Facebook is breaking ground on a new, custom data center in Prineville, Oregon. The multi-million dollar new center means over 200 jobs during its 12-month construction phase. When finished, the data center will employ at least 35 full-time workers and dozens more part-time and contract employees.
In a press release issued from Washington D.C., Oregon Senator Ron Wyden said the following:
“The more than 200 construction jobs and 35 full-time positions that this project will bring to Prineville could not come at a better time, but the technology and training that comes from partnering with a pioneer like Facebook positions Oregon firmly on the cutting edge. While it is never hard to convince anyone that Oregon is a good place to call home, the Governor deserves a lot of credit for making this project a reality. I believe that today’s announcement will be the first of many as Oregon takes its place among the world’s technological leaders.”

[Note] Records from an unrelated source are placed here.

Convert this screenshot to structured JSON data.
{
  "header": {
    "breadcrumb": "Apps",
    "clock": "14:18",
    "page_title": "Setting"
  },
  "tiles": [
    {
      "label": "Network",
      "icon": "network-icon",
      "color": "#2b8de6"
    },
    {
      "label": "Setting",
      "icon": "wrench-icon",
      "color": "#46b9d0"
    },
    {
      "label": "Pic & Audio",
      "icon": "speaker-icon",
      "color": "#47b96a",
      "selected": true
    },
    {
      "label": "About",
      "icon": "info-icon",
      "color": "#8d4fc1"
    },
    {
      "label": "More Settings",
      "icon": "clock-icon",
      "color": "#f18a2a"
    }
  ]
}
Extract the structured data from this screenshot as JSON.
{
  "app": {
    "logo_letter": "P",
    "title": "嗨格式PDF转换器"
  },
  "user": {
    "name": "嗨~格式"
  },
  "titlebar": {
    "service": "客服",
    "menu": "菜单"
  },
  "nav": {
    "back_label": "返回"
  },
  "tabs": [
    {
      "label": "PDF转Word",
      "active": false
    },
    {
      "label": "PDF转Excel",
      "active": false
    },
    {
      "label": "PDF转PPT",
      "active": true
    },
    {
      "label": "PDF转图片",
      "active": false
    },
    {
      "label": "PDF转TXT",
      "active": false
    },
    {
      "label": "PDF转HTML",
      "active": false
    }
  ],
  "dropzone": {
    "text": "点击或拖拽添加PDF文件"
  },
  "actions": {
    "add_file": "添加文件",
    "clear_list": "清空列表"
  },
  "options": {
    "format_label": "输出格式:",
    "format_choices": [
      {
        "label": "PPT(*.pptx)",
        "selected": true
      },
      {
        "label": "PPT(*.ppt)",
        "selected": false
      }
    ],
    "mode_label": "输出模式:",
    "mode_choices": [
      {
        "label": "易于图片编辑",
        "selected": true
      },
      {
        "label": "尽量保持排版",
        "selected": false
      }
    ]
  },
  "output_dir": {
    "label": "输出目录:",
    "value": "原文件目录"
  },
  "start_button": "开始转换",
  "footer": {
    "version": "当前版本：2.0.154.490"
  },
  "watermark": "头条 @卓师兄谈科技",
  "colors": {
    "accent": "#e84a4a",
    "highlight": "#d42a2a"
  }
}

In addition to Wyden’s statement, Senator Jeff Merkley and Governor Ted Kulongoski also issued press releases praising the new development. Kudos in particular to Kulongoski and his staff for working behind the scenes for many months to make the center in Oregon a reality.
InfoWorld reports, using energy-saving techniques such as free cooling, Facebook’s new data center in Oregon could be among the world’s greenest:
According to Facebook VP of technical operations Jonathan Heiliger, Facebook plans to achieve its remarkably low PUE through several energy-saving techniques. Among them, Facebook will use an airside economizer between 70 and 80 percent of the time to cool the facility with outside air. This technique is also known as “free cooling.” The rest of the time, the facility will employ an evaporative cooling system, which evaporates water to cool incoming air, rather than using a more energy-intensive traditional chiller system.
Facebook reports that it will reuse server heat to keep offices toasty during the colder months. Additionally, the company says it’s adopting a proprietary UPS (uninterruptable power supply) technology that reduces electricity usage by as much as 12 percent.
This new, green, energy efficient data center is great news for Oregon’s economy. The new center should act as a big “open for business sign” for other companies in this quickly growing field. The new development sends a signal to the rest of the world that Oregon is a player in the ever expanding and growing field of technology. The story is a great example of how the public and private sector can work together to create economic opportunity for Oregon communities.